Mieville’s setting is perilously close to home for me – in fact, the Brunswick Shopping Centre, which features at one point, was a literal stone’s throw from where I worked for the best part of 15 years!
The story is taken from Jorge Luis Borge’s ‘The Book of Imaginary Beings’ – which ponders the nature the reflections in our mirrors.
This conceit is doubly chilling. Firstly in that whilst the story is a post-apocalypse/post-invasion scenario, it is one which does not have a rational explanation (viruses, alien invasions etc). Secondly, the fantastical explanation is simply proferred and the reader has to accept it without any scientific explanation for its occurrence.
The plot interwines the story of Sholl, a man who has to date survived the horrors of the beings that previously were constrained on the other side of mirrors, but which now are raping the city and those of the population which have yet to flee, and that of one of the creatures with whom humanity is battling.
Sholl meets up with an army unit, and they march on the British Museum, where a final confrontation is to be made. The ending is not a textbook one, and the image of the slobbering monsters descending the stairs to ravage the soldiers, is a macabre one which sticks in the memory.
A slight volume, but (especially so for those living or working in London) a disturbing, vivid one
Geoff Ryman. VAO.
Ryman continues PS Publishing’s run of high quality novellas, as you might expect from an author whose short story output is limited in volume but almost invariably of the highest quality. VAO is one of the shorter of the stories, but Ryman fits a lot of ideas into a neat little story.
VAO is Victim Activated Ordinance – near-future electronic equivalents of land-mines are being used as security measures. As has been postulated before, in the near future the elderly are becoming, or seen to becoming, a burden on society. The older people in Ryman’s stories are our contemporaries, some decades hence. With the threat of Alzheimers Disease still a major problem, life can be pretty cruddy.
The protagonist, Brewster, is an ex-security systems IT geek, now keeping his hacking skills alive despite the surveillance in his retirement flat – a geriatric version of Charles Stross’ Manfred Mancx.
He is brought up to date with news of the self-titled Silhouette, a leader of a gang of senile delinquents who are fighting back. They would be like Robin Hood, except that they hurt and maim indiscriminately.
Brewster is suspected of being the Silhouette, and after secreting his digital hacking evidence in a most unusual place (-wince-), he and his friends attempt to find out the leader of this gang of criminals. The answer is surprisingly close to hand.
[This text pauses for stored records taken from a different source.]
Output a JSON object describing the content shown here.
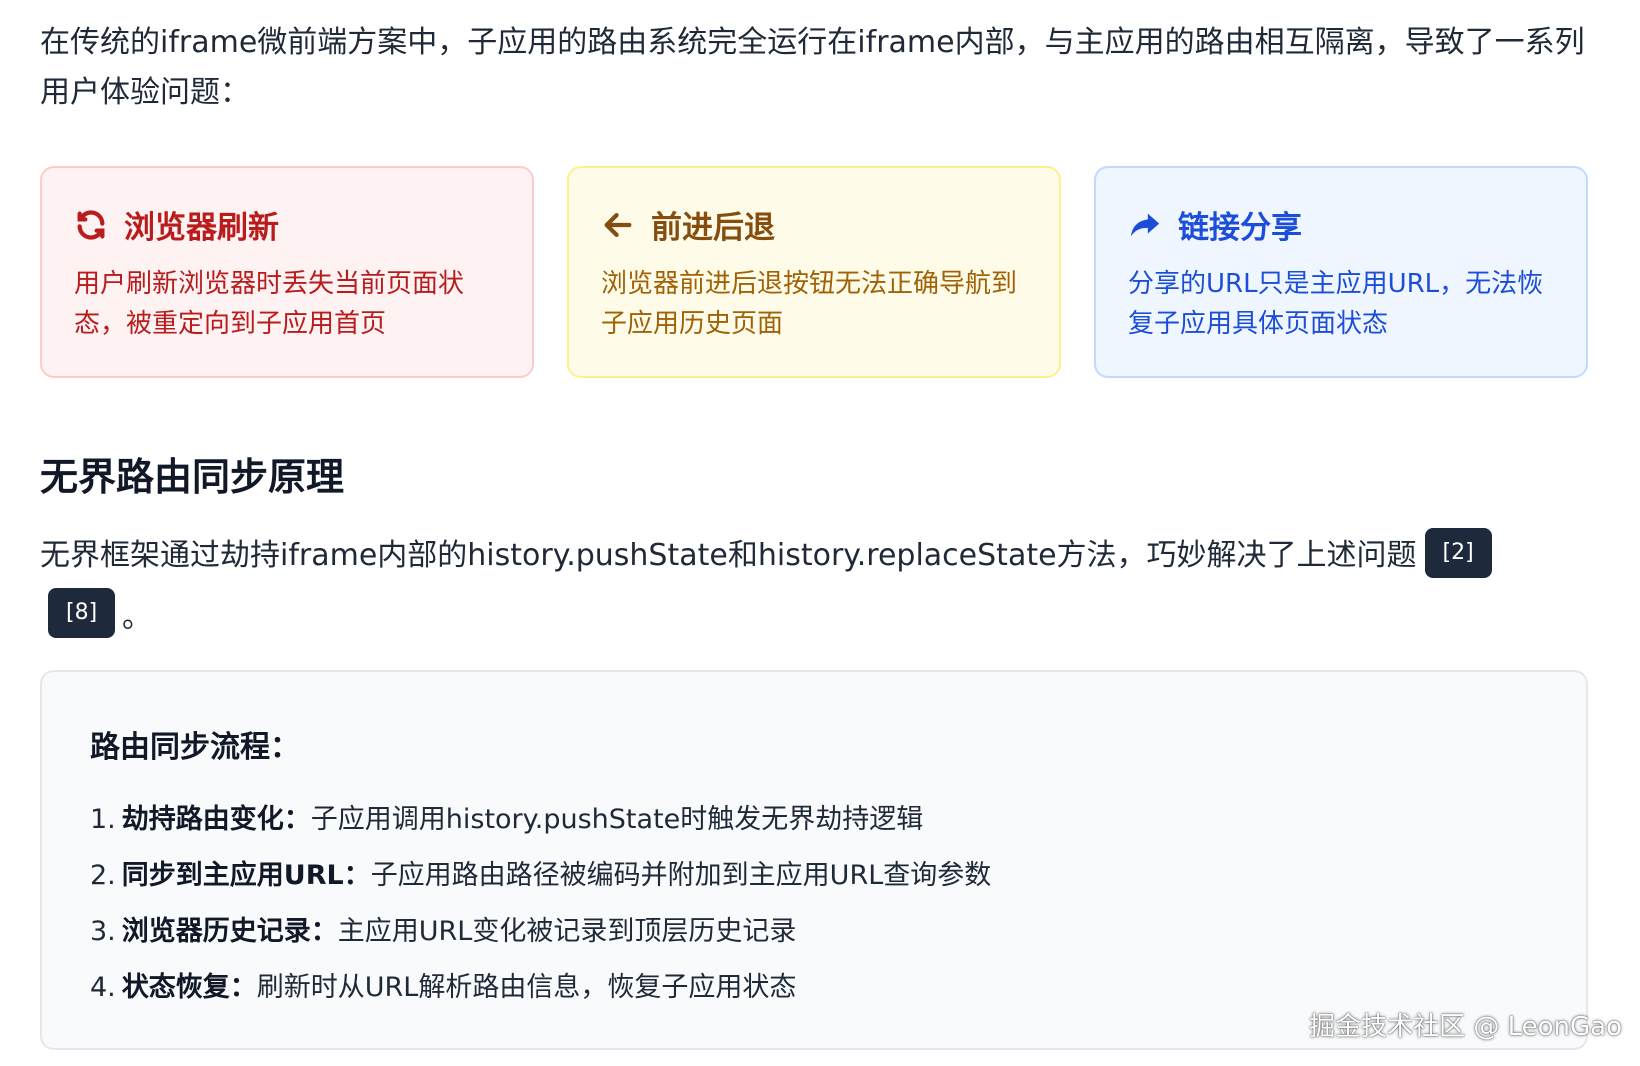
{
  "intro": "在传统的iframe微前端方案中，子应用的路由系统完全运行在iframe内部，与主应用的路由相互隔离，导致了一系列用户体验问题：",
  "cards": [
    {
      "icon": "refresh-icon",
      "title": "浏览器刷新",
      "body": "用户刷新浏览器时丢失当前页面状态，被重定向到子应用首页",
      "accent": "#b91c1c"
    },
    {
      "icon": "arrow-left-icon",
      "title": "前进后退",
      "body": "浏览器前进后退按钮无法正确导航到子应用历史页面",
      "accent": "#854d0e"
    },
    {
      "icon": "share-icon",
      "title": "链接分享",
      "body": "分享的URL只是主应用URL，无法恢复子应用具体页面状态",
      "accent": "#1d4ed8"
    }
  ],
  "section_title": "无界路由同步原理",
  "paragraph": "无界框架通过劫持iframe内部的history.pushState和history.replaceState方法，巧妙解决了上述问题",
  "citations": [
    "[2]",
    "[8]"
  ],
  "period": "。",
  "flow": {
    "title": "路由同步流程：",
    "steps": [
      {
        "num": "1.",
        "key": "劫持路由变化：",
        "text": "子应用调用history.pushState时触发无界劫持逻辑"
      },
      {
        "num": "2.",
        "key": "同步到主应用URL：",
        "text": "子应用路由路径被编码并附加到主应用URL查询参数"
      },
      {
        "num": "3.",
        "key": "浏览器历史记录：",
        "text": "主应用URL变化被记录到顶层历史记录"
      },
      {
        "num": "4.",
        "key": "状态恢复：",
        "text": "刷新时从URL解析路由信息，恢复子应用状态"
      }
    ]
  },
  "watermark": "掘金技术社区 @ LeonGao"
}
The story is packed with ideas (toilet bowls analysing urine streams and making spot-diagnoses, etc.), in a most believable setting, and with a small case of interesting characters the story could well have been longer than it was.
You won’t find many volumes this year with such a high quality. The first three stories are all set in vividly described cities, giving a solid theme to the collection. But once again, Gollancz and PS Publishing showcase the best in British SF/fantasy. More!